On March 14, 2023, in Sirona Hygiene Private Limited Vs Amazon Seller Services Private Ltd, the Delhi High Court provided three interesting points on the issue of design infringement and piracy, in the context of an equally interesting fact scenario! The plaintiff claims that the registered design of a disposable female urination device titled “Pee Buddy” has been infringed by defendant who allegedly manufactures and sells identical devices under the name “Namyaa”.
The first point is the court’s remark that registration of the design stands as a factor in the registrant’s favour as prima facie evidence of the validity of the design. (Para 19.12) This is despite there being no provision in the Designs Act that is analogous to Section 31 of the TM act, which explicitly allows for this in the case of Trademarks. (See here and here for example)
The second point came when the defendants inter alia contested the novelty and originality of the plaintiff’s design. The court’s rejection of this claim rests on an interesting point that at least partially shifts the usual focus of the Design Act from the “look or appearance” to “utility”. In the court’s words (*long sentence ahead, read slowly*): “when one considers whether the differences between the prior art and the suit design are merely in the nature of trade variants and where the suit design is in respect of a product which is utilitarian in nature, the extent to which the differences in prior art and the suit design would make a difference to the utility of the product has also … to be borne in mind.” It further said that “Where a design is utilitarian, it is possible that the differences vis-a-vis prior art, though minor on a visual inspection, may be substantial where the utility of the product is concerned.” In simple words, when considering a design for a utilitarian product (which is a female urination device here), the extent to which differences in the prior art and the new design affect the product’s utility should be taken into account. Even minor visual differences in a utilitarian design can have a substantial impact on the product’s utility.

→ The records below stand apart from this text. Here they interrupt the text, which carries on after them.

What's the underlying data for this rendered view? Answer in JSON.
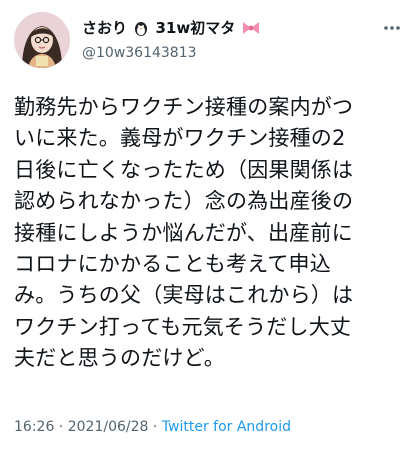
{
  "user": {
    "display_name": "さおり",
    "display_name_suffix": "31w初マタ",
    "emoji_before_suffix": "penguin-emoji",
    "emoji_after_suffix": "ribbon-emoji",
    "handle": "@10w36143813"
  },
  "more_icon": "more-icon",
  "tweet": {
    "text": "勤務先からワクチン接種の案内がつ\nいに来た。義母がワクチン接種の2\n日後に亡くなったため（因果関係は\n認められなかった）念の為出産後の\n接種にしようか悩んだが、出産前に\nコロナにかかることも考えて申込\nみ。うちの父（実母はこれから）は\nワクチン打っても元気そうだし大丈\n夫だと思うのだけど。"
  },
  "meta": {
    "time": "16:26",
    "separator1": " · ",
    "date": "2021/06/28",
    "separator2": " · ",
    "source": "Twitter for Android"
  },
  "colors": {
    "text": "#0f1419",
    "secondary": "#536471",
    "link": "#1d9bf0",
    "ribbon": "#f28fb3"
  }
}
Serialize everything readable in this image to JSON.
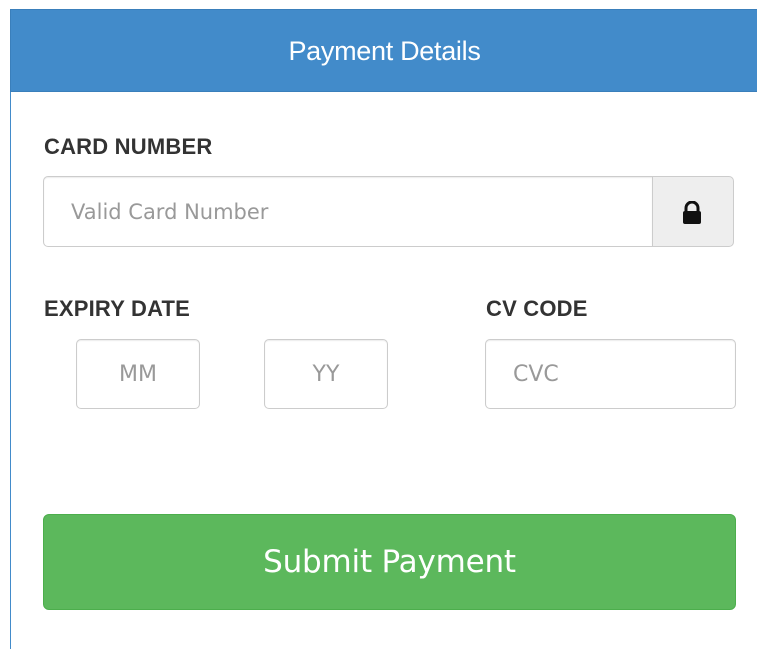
{
  "header": {
    "title": "Payment Details"
  },
  "card_number": {
    "label": "CARD NUMBER",
    "placeholder": "Valid Card Number",
    "value": "",
    "addon_icon": "lock-icon"
  },
  "expiry": {
    "label": "EXPIRY DATE",
    "month_placeholder": "MM",
    "year_placeholder": "YY"
  },
  "cv_code": {
    "label": "CV CODE",
    "placeholder": "CVC"
  },
  "submit": {
    "label": "Submit Payment"
  },
  "colors": {
    "header_bg": "#428bca",
    "submit_bg": "#5cb85c",
    "addon_bg": "#eeeeee",
    "label_text": "#333333",
    "placeholder_text": "#999999"
  }
}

The third point arises from the court’s rejection of the defendant’s argument about non-registration of assignment deeds by the plaintiffs under Sections 30(1), (3) and (5) of the Design Act, 2000 which disentitles it to interlocutory relief. In this case, the plaintiff got its exclusive right to suit design through an assignment, which required it to be registered with the Controller of Design. Apparently, the plaintiff attempted to register it but the registration did not happen. The plaintiff submitted evidence to demonstrate that it wasn’t due to the plaintiff’s inaction. The court accepted the plaintiff’s claim; its reasoning is roughly rooted in the maxim “Lex non cogit ad impossibilia” which means “the law does not compel a man to do the impossible”. I say “roughly” because the court said so while linking the maxim to a Supreme Court Case. According to the court, if a citizen’s entitlement to rights is based on obtaining a certification or registration from a governmental authority, and the citizen applies within the allotted time to obtain the certification or registration, the governmental authority’s failure to issue the certification or registration cannot harm the citizen. In such a scenario, the citizen should be treated as having obtained the required certification or registration.
Here too, I think the court has enlarged the “ground” to play with facts. For instance, stating “design’s registration is prima-facie proof of its validity” can be argued to be automatically equating this principle (now) in design law with other IP laws that recognise this principle such as trademark and copyright. And if so, the reasoning of those other laws can be now relatively easier to borrow into design law; if not today, at some point in future, especially if this gets normalized in future litigation and arguments. Similarly, the court’s remark on how to see the minor similarities can be a pivotal point for future cases to harp and hyper-highlight the “utilitarian” nature of their designs and underscore the minor similarities or dissimilarities in the tune of their interest. For clarification, my idea here is not to critique these cases or cavil their clarifications. Instead, it is to underscore the underlying structure of our legal thoughts and reasonings which thrive through this tidbit-ish legal stuff.